DES MOINES, Iowa — The pandemic has caused many people to skip church on the weekends, but there's concern some won't come back even once COVID is no longer a threat.
"I think people are just used to being online now,” said John Huynh, Faith Journey director at the Diocese of Des Moines. “You see that across all thresholds."
Prior to the pandemic, youth attendance at religious services was already dropping.
Today, with the virus still prevalent, youth participation is declining even more now that people can watch mass or church from the convenience of their home.
A Pew Research poll finds about 1 in 3 teens attend religious services weekly.
"I do think there is an acceleration of people not wanting to come back to mass,” Huynh said.
A Gallup poll finds this decline is happening across all religions and all age groups.
Katelyn Mardis and Halle Fish are both juniors at Drake University in Des Moines.
The two grew up going to church regularly; Katelyn in the Des Moines metro and Halle in eastern Iowa.
Mardis said she still attends once a week, but Fish said she stopped going once she started college.
"I just think as I've been in college, I've just been reconsidering a lot of my thoughts and beliefs and I've just been exploring,” Fish said. “So not so much in college, but definitely growing up."
The Diocese of Des Moines said parishes are working to get teens and young adults back to mass.
"One of the biggest things that have happened is we've seen a real focus turn to small group ministries," said Justin White, director of Youth and Young Adult Ministry at the Diocese of Des Moines. “Folks are finding they can meet up safely in these smaller, more intimate gatherings."
According to Huynh, there have been trends historically where young people stop going to mass for a while but start back up later in life.
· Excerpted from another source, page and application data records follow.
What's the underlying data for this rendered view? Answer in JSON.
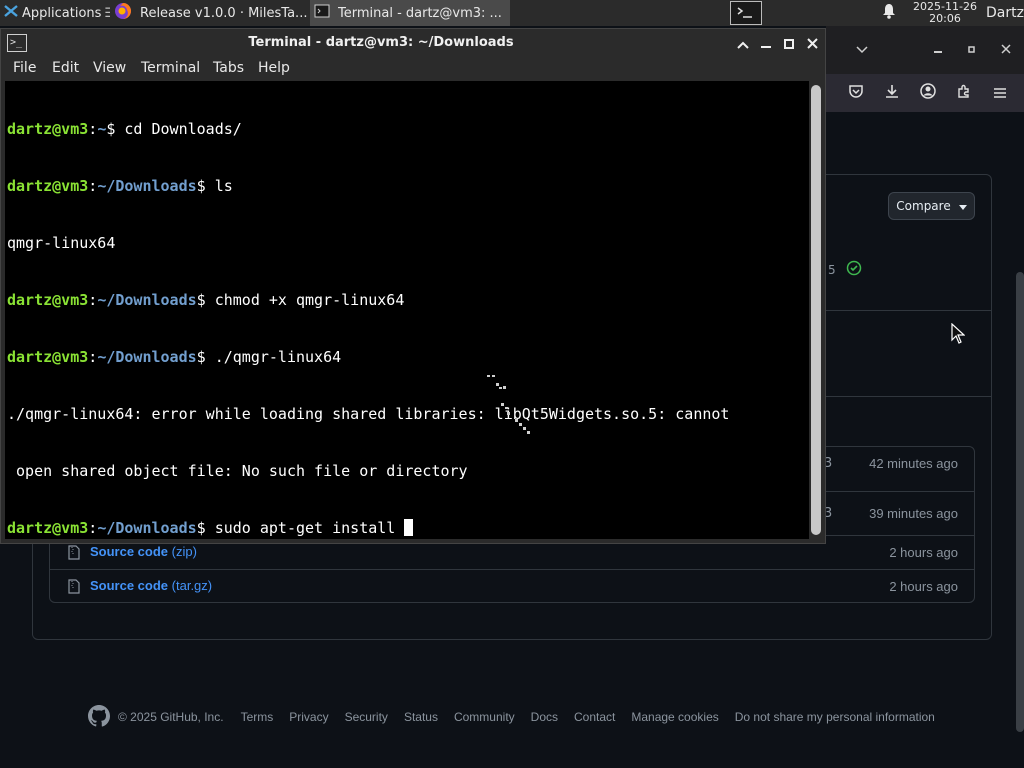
{
  "panel": {
    "apps_label": "Applications",
    "apps_extra": "☰",
    "tasks": [
      {
        "label": "Release v1.0.0 · MilesTa..."
      },
      {
        "label": "Terminal - dartz@vm3: ..."
      }
    ],
    "clock_date": "2025-11-26",
    "clock_time": "20:06",
    "user": "Dartz"
  },
  "terminal": {
    "title": "Terminal - dartz@vm3: ~/Downloads",
    "menu": [
      "File",
      "Edit",
      "View",
      "Terminal",
      "Tabs",
      "Help"
    ],
    "lines": [
      {
        "user": "dartz@vm3",
        "sep": ":",
        "path": "~",
        "dollar": "$ ",
        "cmd": "cd Downloads/"
      },
      {
        "user": "dartz@vm3",
        "sep": ":",
        "path": "~/Downloads",
        "dollar": "$ ",
        "cmd": "ls"
      },
      {
        "text": "qmgr-linux64"
      },
      {
        "user": "dartz@vm3",
        "sep": ":",
        "path": "~/Downloads",
        "dollar": "$ ",
        "cmd": "chmod +x qmgr-linux64"
      },
      {
        "user": "dartz@vm3",
        "sep": ":",
        "path": "~/Downloads",
        "dollar": "$ ",
        "cmd": "./qmgr-linux64"
      },
      {
        "text": "./qmgr-linux64: error while loading shared libraries: libQt5Widgets.so.5: cannot"
      },
      {
        "text": " open shared object file: No such file or directory"
      },
      {
        "user": "dartz@vm3",
        "sep": ":",
        "path": "~/Downloads",
        "dollar": "$ ",
        "cmd": "sudo apt-get install "
      }
    ]
  },
  "browser": {
    "compare_label": "Compare",
    "verified_fragment": "5",
    "assets": [
      {
        "name_fragment": "3",
        "time": "42 minutes ago"
      },
      {
        "name_fragment": "3",
        "time": "39 minutes ago"
      },
      {
        "name": "Source code",
        "ext": "(zip)",
        "time": "2 hours ago"
      },
      {
        "name": "Source code",
        "ext": "(tar.gz)",
        "time": "2 hours ago"
      }
    ],
    "footer": {
      "copyright": "© 2025 GitHub, Inc.",
      "links": [
        "Terms",
        "Privacy",
        "Security",
        "Status",
        "Community",
        "Docs",
        "Contact",
        "Manage cookies",
        "Do not share my personal information"
      ]
    }
  },
  "colors": {
    "prompt_user": "#8ae234",
    "prompt_path": "#729fcf",
    "link": "#4493f8",
    "page_bg": "#0d1117"
  },
  "icons": {
    "panel": [
      "applications-menu-icon",
      "firefox-icon",
      "terminal-icon",
      "terminal-launcher-icon",
      "notification-bell-icon"
    ],
    "browser_toolbar": [
      "pocket-icon",
      "download-icon",
      "account-icon",
      "extensions-icon",
      "hamburger-menu-icon"
    ],
    "terminal_window": [
      "terminal-app-icon",
      "maximize-up-icon",
      "minimize-icon",
      "restore-icon",
      "close-icon"
    ]
  }
}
In Iowa, there are no government mandates restricting the size of religious gatherings.
This time last year, religious gatherings of more than 10 people were prohibited.